Mitogen-activated protein kinase hog1 mediates adaptation to g1 checkpoint arrest during arsenite and hyperosmotic stress

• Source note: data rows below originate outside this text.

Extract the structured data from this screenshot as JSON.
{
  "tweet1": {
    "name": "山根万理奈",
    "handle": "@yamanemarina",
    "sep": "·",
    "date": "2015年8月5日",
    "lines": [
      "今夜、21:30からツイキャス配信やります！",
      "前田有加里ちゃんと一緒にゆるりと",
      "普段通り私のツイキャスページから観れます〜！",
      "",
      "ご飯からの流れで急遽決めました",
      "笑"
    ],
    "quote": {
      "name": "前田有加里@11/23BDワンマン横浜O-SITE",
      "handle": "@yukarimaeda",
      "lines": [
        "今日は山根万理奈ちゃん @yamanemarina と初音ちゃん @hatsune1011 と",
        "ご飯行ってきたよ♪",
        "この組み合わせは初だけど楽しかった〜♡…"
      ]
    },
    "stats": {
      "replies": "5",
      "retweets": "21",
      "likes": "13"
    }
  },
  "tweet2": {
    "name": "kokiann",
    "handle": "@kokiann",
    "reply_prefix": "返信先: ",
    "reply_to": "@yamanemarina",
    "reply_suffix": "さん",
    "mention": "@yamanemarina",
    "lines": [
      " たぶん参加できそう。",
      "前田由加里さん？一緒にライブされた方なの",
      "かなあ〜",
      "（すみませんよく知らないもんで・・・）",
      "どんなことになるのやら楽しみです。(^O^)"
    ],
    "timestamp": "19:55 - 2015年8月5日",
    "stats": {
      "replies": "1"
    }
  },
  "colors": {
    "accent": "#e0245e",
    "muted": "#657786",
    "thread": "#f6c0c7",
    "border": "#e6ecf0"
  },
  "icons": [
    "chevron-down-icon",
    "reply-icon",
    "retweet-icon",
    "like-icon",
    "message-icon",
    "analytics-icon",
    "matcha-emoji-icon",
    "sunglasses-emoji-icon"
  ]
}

Cells slow down cell cycle progression in order to adapt to unfavorable stress conditions. Yeast (Saccharomyces cerevisiae) responds to osmotic stress by triggering G1 and G2 checkpoint delays that are dependent on the mitogen-activated protein kinase (MAPK) Hog1. The high-osmolarity glycerol (HOG) pathway is also activated by arsenite, and the hog1 mutant is highly sensitive to arsenite, partly due to increased arsenite influx into hog1 cells. Yeast cell cycle regulation in response to arsenite and the role of Hog1 in this process have not yet been analyzed. Here, we found that long-term exposure to arsenite led to transient G1 and G2 delays in wild-type cells, whereas cells that lack the HOG1 gene or are defective in Hog1 kinase activity displayed persistent G1 cell cycle arrest. Elevated levels of intracellular arsenite and 'cross talk' between the HOG and pheromone response pathways, observed in arsenite-treated hog1 cells, prolonged the G1 delay but did not cause a persistent G1 arrest. In contrast, deletion of the SIC1 gene encoding a cyclin-dependent kinase inhibitor fully suppressed the observed block of G1 exit in hog1 cells. Moreover, the Sic1 protein was stabilized in arsenite-treated hog1 cells. Interestingly, Sic1-dependent persistent G1 arrest was also observed in hog1 cells during hyperosmotic stress. Taken together, our data point to an important role of the Hog1 kinase in adaptation to stress-induced G1 cell cycle arrest.